TASK DETAILS:
Exactly those lines running from the one containing "Enumerate this screenshot's" to the end of the material are to be printed, and no others.

DATA UNDER STUDY:
┌────────

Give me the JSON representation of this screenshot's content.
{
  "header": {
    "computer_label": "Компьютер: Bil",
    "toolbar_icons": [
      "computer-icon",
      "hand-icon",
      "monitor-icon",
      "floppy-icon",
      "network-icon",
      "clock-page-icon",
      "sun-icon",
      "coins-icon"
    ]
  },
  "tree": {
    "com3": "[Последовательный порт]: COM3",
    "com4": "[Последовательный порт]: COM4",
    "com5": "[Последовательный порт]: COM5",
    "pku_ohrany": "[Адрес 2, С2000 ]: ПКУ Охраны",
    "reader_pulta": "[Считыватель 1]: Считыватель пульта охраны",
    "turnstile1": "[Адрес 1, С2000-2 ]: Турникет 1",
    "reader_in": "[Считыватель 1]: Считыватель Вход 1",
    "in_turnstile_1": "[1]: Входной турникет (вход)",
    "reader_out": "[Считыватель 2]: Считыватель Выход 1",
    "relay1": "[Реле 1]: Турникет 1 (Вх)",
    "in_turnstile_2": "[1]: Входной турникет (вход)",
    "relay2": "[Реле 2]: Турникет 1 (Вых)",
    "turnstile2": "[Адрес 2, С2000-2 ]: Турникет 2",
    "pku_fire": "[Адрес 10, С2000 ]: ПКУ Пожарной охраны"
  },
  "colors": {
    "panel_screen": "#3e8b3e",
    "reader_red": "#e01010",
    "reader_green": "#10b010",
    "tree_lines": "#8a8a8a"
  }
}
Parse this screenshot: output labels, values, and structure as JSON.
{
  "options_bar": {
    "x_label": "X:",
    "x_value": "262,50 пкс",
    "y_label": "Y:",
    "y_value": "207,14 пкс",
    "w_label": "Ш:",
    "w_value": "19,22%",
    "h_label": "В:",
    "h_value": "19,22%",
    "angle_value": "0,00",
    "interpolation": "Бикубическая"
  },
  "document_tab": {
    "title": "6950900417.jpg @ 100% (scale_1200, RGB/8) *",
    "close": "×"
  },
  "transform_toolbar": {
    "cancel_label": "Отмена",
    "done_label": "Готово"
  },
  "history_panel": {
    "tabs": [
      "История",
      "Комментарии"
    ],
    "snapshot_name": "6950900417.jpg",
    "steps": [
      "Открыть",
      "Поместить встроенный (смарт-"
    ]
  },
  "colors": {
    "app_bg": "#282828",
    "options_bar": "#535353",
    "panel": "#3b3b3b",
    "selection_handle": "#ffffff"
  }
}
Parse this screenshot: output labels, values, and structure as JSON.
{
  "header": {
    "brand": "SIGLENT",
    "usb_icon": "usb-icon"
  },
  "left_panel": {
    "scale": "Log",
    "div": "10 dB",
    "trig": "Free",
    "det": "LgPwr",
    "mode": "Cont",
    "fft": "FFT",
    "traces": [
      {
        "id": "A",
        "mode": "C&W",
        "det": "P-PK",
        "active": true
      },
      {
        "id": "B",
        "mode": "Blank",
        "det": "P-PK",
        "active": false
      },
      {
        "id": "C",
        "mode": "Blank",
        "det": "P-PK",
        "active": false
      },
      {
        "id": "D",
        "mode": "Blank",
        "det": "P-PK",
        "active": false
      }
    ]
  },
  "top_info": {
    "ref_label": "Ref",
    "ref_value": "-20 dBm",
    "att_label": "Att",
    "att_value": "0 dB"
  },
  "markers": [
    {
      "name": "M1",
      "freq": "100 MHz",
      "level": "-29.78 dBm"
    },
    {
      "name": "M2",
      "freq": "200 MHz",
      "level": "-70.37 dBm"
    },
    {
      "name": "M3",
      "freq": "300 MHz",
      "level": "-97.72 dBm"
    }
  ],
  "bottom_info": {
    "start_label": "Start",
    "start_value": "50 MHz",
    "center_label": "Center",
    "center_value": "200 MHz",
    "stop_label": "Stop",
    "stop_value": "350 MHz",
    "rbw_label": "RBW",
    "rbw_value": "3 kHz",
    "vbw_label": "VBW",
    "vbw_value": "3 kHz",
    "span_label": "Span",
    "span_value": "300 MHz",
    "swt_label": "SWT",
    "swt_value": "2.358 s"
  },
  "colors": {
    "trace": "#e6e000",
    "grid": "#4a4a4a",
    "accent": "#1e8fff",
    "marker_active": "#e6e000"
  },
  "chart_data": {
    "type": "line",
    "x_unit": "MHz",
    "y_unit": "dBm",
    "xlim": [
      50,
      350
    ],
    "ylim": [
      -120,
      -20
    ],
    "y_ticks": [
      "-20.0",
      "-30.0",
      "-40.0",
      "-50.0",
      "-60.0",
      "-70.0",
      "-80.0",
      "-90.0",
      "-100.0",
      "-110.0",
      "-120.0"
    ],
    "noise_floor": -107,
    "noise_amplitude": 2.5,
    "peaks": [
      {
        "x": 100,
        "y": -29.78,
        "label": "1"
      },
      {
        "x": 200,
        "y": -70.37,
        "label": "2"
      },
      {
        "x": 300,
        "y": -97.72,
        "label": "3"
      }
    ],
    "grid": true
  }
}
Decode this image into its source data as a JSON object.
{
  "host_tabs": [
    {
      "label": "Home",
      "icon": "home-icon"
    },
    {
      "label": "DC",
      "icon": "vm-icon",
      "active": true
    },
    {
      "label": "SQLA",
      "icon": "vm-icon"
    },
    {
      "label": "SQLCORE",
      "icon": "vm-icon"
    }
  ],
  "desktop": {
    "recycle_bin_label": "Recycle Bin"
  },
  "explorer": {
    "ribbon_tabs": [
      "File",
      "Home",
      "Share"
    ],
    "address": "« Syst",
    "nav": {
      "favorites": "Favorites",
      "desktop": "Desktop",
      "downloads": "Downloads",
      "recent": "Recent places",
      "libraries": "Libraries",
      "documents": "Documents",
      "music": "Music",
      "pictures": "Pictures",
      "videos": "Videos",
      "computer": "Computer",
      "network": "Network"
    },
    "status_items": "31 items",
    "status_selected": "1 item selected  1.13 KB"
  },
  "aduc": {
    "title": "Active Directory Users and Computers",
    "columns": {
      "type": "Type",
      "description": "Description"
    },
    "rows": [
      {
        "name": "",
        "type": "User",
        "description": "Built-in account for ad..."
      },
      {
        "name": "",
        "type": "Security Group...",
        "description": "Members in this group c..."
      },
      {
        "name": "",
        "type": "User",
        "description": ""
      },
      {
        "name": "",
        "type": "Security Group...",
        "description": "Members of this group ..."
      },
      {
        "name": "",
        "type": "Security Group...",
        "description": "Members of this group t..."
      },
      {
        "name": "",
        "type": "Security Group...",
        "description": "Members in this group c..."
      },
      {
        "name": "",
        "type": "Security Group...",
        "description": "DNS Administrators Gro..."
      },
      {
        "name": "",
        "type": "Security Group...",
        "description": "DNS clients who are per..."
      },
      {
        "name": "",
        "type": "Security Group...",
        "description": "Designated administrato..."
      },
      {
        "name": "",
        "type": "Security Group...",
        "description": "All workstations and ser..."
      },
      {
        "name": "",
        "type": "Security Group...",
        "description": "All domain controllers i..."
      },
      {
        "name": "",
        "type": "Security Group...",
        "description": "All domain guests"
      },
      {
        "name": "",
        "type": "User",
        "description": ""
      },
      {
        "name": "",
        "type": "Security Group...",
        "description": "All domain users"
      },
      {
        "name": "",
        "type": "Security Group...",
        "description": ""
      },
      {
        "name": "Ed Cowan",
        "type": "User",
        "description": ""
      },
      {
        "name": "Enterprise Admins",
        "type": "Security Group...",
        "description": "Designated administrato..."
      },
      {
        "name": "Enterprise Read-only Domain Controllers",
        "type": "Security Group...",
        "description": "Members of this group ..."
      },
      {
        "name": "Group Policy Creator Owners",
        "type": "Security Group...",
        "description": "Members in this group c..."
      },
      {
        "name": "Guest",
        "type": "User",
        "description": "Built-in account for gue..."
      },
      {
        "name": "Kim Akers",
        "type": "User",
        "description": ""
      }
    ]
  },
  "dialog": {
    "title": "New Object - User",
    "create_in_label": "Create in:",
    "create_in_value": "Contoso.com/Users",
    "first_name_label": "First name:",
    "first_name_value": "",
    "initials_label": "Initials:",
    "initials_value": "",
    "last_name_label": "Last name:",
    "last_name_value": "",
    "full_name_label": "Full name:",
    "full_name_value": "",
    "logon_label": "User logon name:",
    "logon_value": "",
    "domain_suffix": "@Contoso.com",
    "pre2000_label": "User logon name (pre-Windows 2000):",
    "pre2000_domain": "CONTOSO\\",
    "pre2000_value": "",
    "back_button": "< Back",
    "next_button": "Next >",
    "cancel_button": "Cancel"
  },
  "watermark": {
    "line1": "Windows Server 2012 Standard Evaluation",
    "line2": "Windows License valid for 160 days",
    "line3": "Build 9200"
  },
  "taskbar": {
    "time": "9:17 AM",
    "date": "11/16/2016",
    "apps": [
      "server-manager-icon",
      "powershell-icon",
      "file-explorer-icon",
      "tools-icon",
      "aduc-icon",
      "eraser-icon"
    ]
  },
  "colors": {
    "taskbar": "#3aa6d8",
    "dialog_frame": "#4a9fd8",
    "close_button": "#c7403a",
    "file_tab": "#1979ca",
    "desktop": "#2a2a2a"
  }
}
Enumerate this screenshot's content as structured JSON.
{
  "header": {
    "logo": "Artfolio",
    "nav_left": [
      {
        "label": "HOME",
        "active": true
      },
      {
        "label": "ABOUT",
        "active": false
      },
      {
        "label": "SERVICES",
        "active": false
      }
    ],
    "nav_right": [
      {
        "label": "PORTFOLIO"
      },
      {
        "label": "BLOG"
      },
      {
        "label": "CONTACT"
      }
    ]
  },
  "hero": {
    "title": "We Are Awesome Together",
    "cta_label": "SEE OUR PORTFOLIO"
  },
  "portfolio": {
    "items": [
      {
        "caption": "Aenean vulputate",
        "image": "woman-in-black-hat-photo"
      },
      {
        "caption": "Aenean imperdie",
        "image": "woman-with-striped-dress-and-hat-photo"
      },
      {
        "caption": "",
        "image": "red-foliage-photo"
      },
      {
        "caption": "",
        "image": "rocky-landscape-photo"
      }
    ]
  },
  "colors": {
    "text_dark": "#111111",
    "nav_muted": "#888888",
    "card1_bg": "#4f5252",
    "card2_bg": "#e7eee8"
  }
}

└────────

SOLVED EXERCISE:
Enumerate this screenshot's content as structured JSON.
{
  "header": {
    "logo": "Artfolio",
    "nav_left": [
      {
        "label": "HOME",
        "active": true
      },
      {
        "label": "ABOUT",
        "active": false
      },
      {
        "label": "SERVICES",
        "active": false
      }
    ],
    "nav_right": [
      {
        "label": "PORTFOLIO"
      },
      {
        "label": "BLOG"
      },
      {
        "label": "CONTACT"
      }
    ]
  },
  "hero": {
    "title": "We Are Awesome Together",
    "cta_label": "SEE OUR PORTFOLIO"
  },
  "portfolio": {
    "items": [
      {
        "caption": "Aenean vulputate",
        "image": "woman-in-black-hat-photo"
      },
      {
        "caption": "Aenean imperdie",
        "image": "woman-with-striped-dress-and-hat-photo"
      },
      {
        "caption": "",
        "image": "red-foliage-photo"
      },
      {
        "caption": "",
        "image": "rocky-landscape-photo"
      }
    ]
  },
  "colors": {
    "text_dark": "#111111",
    "nav_muted": "#888888",
    "card1_bg": "#4f5252",
    "card2_bg": "#e7eee8"
  }
}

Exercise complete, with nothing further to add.